Selecting the best Linux distro for business isn’t easy. With over three hundred active Linux distributions, choosing one for your business can take some serious time.
Admittedly, you don’t have to try all the Linux distro. A few distros, like deepin and elementary, are obviously aimed at desktop users. Probably, too, you won’t want Ubuntu Studio, with its emphasis on creativity, or DebianEdu, which is obviously intended for the class room. Yet even if you eliminate the distros that are a personal hobby or most of the dozens derived from Debian or Ubuntu, the choices are still overwhelming.
Instead, you probably need to begin with the question: What business task do you plan to use your choice of distros for?
Best Linux Distros for Business: Not Ordered by “Best”
The best Linux distro for business – for your business – is unique to your situation. So since your choice is particular to your business, this list is not ordered by “top” or “best” Linux distro. Peruse the options and see what works best for your challenges and issues. The top contenders:
Think of Red Hat Enterprise Linux as the default option. If you are familiar with proprietary software, Red Hat offers you a similar relationship, including support and regular upgrades, but with a Linux distribution. It not only boasts military grade security and minimal downtime, but, perhaps just as important, more business experience than any of its rivals and developers responsible for many of the innovations in Linux.
If you are unable to afford RHEL, try its community-based source Fedora. Be warned, though, that Fedora is RHEL’s first-draft, the place where new features are tested, and may sometimes be less stable. Also, its support is community-based, which may be outside your comfort zone.
CentOS is a community-based distribution based on Red Hat Enterprise Linux rather than Fedora. That means that it has an extra level of testing that, theoretically, makes it even more robust and secure. Third party support is available, as well as third party releases for variations of the ARM architecture.
CentOS may suit you if a traditional relationship with a vendor is not a concern, but you still wish to enjoy some of the advantages. As with any community-based software, it requires at least one person in your business able to put in time to remain knowledgeable and up to date.
As a first generation descendant of Debian (see below), Ubuntu is not a bad choice for any business purpose. However, if your concern is the cloud — specifically OpenStack — then you should look at Ubuntu.
In the last five years, Ubuntu has moved its efforts away from the general Linux desktop to the cloud.

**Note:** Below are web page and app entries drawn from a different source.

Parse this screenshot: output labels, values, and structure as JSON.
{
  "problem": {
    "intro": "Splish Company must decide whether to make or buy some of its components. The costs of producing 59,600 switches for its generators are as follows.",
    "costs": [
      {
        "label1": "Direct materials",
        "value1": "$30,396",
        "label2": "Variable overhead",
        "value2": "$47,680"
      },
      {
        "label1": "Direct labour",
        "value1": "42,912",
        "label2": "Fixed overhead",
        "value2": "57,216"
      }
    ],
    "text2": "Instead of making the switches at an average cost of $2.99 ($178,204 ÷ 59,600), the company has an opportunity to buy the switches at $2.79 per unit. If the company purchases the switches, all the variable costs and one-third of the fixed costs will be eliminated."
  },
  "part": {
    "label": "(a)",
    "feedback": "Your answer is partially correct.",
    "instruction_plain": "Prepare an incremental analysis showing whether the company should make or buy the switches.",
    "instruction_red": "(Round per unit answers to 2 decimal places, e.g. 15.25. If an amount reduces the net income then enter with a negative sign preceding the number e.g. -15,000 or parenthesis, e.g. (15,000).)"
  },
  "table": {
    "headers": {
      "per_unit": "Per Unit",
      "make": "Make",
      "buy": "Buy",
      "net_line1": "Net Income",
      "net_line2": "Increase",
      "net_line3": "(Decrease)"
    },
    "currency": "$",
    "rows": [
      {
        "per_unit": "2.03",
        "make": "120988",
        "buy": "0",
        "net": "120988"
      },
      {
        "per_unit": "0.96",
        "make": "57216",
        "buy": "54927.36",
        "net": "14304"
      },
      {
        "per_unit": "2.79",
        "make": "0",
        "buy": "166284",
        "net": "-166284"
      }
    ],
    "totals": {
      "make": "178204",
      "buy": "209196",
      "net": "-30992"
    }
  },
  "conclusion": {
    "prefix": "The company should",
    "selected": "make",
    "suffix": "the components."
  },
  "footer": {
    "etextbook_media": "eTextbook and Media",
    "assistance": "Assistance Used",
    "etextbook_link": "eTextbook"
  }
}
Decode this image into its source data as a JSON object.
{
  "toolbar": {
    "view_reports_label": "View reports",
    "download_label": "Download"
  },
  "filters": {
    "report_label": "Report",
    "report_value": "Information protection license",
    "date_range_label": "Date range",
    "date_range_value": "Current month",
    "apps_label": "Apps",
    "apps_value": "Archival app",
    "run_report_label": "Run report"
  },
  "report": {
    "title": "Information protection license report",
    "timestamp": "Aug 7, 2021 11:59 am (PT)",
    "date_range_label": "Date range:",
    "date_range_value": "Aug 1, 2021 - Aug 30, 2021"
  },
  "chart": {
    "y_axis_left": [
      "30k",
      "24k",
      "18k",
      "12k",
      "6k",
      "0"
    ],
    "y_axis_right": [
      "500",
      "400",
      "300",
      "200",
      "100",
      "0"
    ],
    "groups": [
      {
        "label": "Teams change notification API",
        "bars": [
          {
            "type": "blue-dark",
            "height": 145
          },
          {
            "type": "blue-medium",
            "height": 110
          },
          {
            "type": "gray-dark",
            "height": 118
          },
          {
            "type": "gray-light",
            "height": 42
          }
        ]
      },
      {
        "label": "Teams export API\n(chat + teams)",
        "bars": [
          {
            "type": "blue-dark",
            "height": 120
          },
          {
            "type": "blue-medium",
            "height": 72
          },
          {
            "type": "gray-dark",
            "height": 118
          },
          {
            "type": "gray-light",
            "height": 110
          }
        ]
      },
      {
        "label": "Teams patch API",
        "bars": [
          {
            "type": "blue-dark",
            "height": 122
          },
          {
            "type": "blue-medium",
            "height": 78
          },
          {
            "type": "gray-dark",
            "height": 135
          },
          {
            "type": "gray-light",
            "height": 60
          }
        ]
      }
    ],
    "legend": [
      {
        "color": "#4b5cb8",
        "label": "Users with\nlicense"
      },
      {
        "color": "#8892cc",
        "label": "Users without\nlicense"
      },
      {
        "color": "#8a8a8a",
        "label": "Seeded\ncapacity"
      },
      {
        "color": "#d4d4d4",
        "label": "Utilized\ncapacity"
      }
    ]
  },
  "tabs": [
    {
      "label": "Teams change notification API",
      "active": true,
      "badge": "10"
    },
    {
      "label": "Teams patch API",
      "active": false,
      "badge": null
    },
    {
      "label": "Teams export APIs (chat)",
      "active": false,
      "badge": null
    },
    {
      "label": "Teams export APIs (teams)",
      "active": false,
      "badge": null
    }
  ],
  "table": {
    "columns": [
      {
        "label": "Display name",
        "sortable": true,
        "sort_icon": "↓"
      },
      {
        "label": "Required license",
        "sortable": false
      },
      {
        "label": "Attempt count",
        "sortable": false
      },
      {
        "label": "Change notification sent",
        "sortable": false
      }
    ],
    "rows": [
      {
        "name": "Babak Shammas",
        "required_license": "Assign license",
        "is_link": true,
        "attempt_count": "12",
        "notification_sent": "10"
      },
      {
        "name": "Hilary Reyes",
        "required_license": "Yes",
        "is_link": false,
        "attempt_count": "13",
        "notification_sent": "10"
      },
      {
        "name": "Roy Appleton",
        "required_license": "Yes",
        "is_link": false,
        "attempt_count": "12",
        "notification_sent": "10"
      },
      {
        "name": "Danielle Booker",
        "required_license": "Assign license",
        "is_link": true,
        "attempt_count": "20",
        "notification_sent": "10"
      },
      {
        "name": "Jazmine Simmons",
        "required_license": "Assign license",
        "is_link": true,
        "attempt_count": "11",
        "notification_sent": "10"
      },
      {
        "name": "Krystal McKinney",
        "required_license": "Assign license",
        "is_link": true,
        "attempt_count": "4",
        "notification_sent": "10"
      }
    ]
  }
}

It was an early adapter of OpenStack, and Canonical Software, the company behind Ubuntu, now claims that its OpenStack solution runs two-thirds of OpenStack deployments with over one thousand users. In addition, its OpenStack Autopilot is one of the easiest ways to install, configure, and upgrade OpenStack.
If security is your concern, Linux has numerous distributions, including Tail, Subgraph, and Whonix. However, if you want a security distribution that all employees can run from their desktops, the obvious choice is QubesOS.
The major feature of QubesOS is security domains — different levels of security to which running applications are assigned. Even routine actions like copying a file are conducted in temporary security domains. As a result, any security violation is restricted to a very small part of the operating system, and can be easily contained.
This setup requires more RAM and storage than most distributions, especially if you use more than a few security domains. However, for easy and efficient security, no other distribution is so effective.
If you want to move all your employees to a Linux desktop, your choices are practically endless. However, if you want to make the transition as painless as possible, I suggest Linux Mint.
Based on Ubuntu and Debian, Linux Mint supports two classical desktops – that is, two desktop environments that consist of a work space, a panel, and a menu. MATE is a fork of GNOME 2, comparable to a Windows 7 or XP desktop, while Cinammon is a new, highly configurable classic desktop. Both seem to add new features with each release, but any regular computer user should feel comfortable in them in less than hour. In fact, some users may hardly notice the transition.
ChromiumOS is the distribution designed for Chrome Books — inexpensive computers that use cloud storage and online services as much as possible. As a business solution, they are ideal for employees who spend their time traveling or are scattered across different locations, yet need to share resources for each other. Best of all, support and maintenance are not your concern, although you should definitely look up encryption and other additional security measures.
If your answer is a secure server that you are going to maintain in-house, then the obvious choice is Debian Stable. In fact, Debian is a reasonable Linux distro for most business needs.
True, Debian rarely has the latest versions of software, and several years sometimes passes without a new release. However, for a server, those are not the features you want. You want a well-tested, quickly patched operating system – and no other distribution meets those criteria as well as Debian.
The one problem may be finding a qualified sysadmin to maintain your Debian servers. However, Debian is the source of almost two-thirds of the existing distros, so finding one shouldn’t be too difficult so long as you can pay market rates.
The Advantages of Direction
Take a moment to define your business needs, and choosing a Linux distribution becomes much easier. In many cases, you will still have more than one choice, but, because you have direction, deciding on the one you need should become much simpler. At the very least, it should reduce the amount of research you need to reach a decision.